Count the lines below that contain the word "착용해주세요", and reply with only that number.

-- INPUT DATA follows --

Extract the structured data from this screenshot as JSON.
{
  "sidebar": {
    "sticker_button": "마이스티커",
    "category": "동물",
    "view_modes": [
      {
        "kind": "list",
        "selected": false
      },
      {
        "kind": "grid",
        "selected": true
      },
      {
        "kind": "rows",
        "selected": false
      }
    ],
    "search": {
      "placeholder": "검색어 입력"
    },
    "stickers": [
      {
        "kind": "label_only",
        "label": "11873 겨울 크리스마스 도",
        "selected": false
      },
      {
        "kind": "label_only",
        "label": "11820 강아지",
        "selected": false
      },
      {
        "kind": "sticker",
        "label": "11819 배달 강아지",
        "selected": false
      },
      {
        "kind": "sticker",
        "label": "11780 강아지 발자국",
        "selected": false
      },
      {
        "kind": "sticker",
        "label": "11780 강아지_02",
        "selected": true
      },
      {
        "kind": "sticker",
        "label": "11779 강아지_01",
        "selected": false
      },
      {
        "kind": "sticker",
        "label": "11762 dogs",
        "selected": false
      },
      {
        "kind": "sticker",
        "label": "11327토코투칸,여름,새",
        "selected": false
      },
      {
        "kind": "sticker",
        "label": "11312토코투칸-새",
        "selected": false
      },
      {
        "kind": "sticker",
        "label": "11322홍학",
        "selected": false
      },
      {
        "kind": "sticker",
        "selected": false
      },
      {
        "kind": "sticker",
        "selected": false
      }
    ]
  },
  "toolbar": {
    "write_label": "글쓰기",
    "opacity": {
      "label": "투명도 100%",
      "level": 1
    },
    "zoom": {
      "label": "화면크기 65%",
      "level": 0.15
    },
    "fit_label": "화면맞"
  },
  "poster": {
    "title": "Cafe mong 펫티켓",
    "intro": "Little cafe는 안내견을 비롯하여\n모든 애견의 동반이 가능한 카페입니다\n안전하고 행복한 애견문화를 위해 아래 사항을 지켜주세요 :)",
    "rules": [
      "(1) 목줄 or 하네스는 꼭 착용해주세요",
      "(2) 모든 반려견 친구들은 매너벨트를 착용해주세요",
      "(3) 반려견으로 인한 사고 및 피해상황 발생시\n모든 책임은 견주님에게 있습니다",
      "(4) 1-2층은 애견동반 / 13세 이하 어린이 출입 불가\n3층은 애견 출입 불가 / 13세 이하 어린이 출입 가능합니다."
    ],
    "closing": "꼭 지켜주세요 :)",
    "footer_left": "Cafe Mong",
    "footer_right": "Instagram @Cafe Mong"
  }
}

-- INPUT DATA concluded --

ANSWER TO THIS PROBLEM: 2